= WHAT IS EXPECTED =
Show every line in the records below that contains the word "floor".

= Data excerpts =
--------------------
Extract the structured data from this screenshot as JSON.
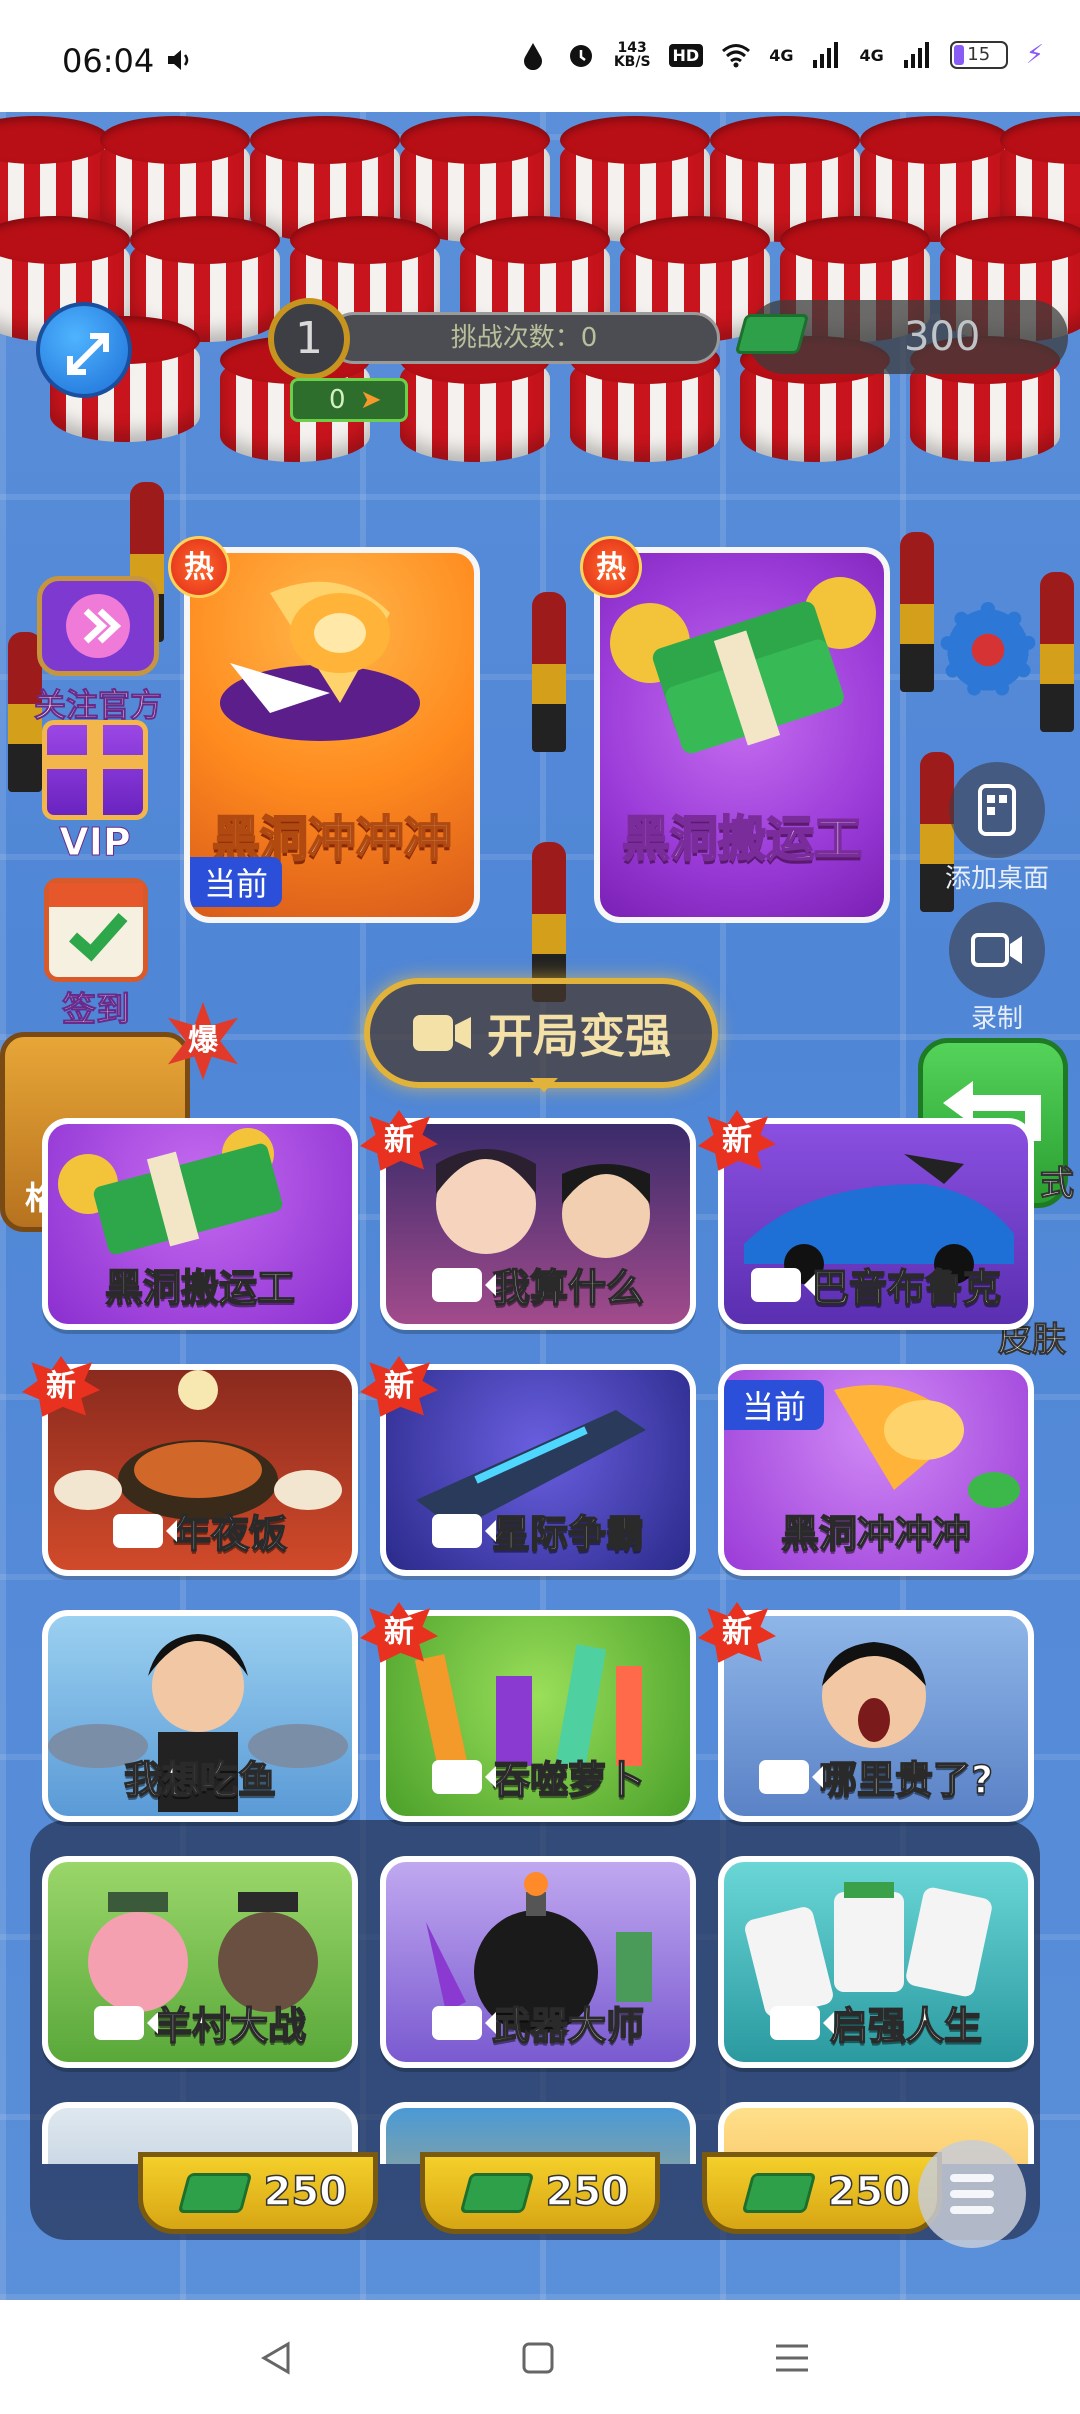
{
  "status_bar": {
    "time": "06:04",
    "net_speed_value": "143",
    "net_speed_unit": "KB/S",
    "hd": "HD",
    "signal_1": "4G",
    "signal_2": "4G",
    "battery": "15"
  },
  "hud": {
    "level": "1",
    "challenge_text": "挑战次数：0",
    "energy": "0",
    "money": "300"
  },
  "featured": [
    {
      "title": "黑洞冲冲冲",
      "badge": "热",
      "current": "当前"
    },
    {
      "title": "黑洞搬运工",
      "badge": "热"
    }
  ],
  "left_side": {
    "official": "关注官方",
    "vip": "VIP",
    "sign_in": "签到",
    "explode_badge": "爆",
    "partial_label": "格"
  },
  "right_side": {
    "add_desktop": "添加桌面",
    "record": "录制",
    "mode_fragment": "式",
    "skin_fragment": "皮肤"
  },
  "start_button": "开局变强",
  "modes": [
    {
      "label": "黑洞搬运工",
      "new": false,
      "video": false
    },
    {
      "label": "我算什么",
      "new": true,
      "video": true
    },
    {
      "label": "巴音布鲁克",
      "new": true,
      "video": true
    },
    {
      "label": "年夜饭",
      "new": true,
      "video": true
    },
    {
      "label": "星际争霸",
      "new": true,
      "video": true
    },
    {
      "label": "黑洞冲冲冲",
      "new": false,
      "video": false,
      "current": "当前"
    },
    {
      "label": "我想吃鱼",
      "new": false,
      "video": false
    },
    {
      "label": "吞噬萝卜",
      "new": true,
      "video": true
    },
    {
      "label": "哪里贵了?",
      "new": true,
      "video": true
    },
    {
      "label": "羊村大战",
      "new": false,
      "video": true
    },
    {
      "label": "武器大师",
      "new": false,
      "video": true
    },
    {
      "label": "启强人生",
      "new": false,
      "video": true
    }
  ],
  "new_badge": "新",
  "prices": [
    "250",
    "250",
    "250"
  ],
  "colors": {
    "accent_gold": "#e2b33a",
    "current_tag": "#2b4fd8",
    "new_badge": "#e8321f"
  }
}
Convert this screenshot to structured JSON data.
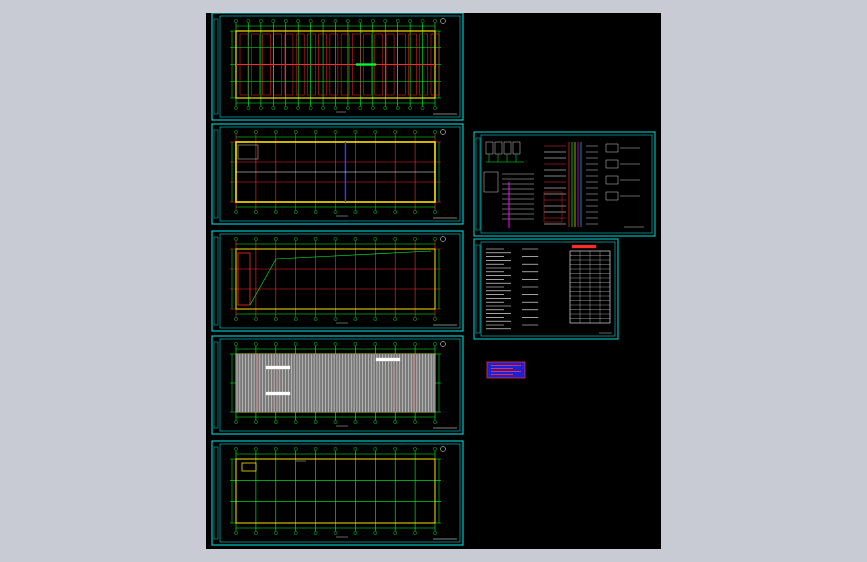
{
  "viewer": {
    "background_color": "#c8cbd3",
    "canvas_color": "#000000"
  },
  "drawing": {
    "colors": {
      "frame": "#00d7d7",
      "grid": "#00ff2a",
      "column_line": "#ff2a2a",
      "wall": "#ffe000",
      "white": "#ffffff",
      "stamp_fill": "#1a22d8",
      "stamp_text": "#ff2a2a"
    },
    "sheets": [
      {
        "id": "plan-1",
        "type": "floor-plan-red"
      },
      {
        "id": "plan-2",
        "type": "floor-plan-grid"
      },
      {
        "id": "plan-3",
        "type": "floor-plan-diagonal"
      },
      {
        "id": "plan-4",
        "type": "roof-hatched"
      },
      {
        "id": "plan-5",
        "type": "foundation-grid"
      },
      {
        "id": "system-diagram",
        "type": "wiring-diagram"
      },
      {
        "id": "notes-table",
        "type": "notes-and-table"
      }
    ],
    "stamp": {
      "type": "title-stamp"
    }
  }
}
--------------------
= WORKED SOLUTION =
        "type": "floor-plan-red"
        "type": "floor-plan-grid"
        "type": "floor-plan-diagonal"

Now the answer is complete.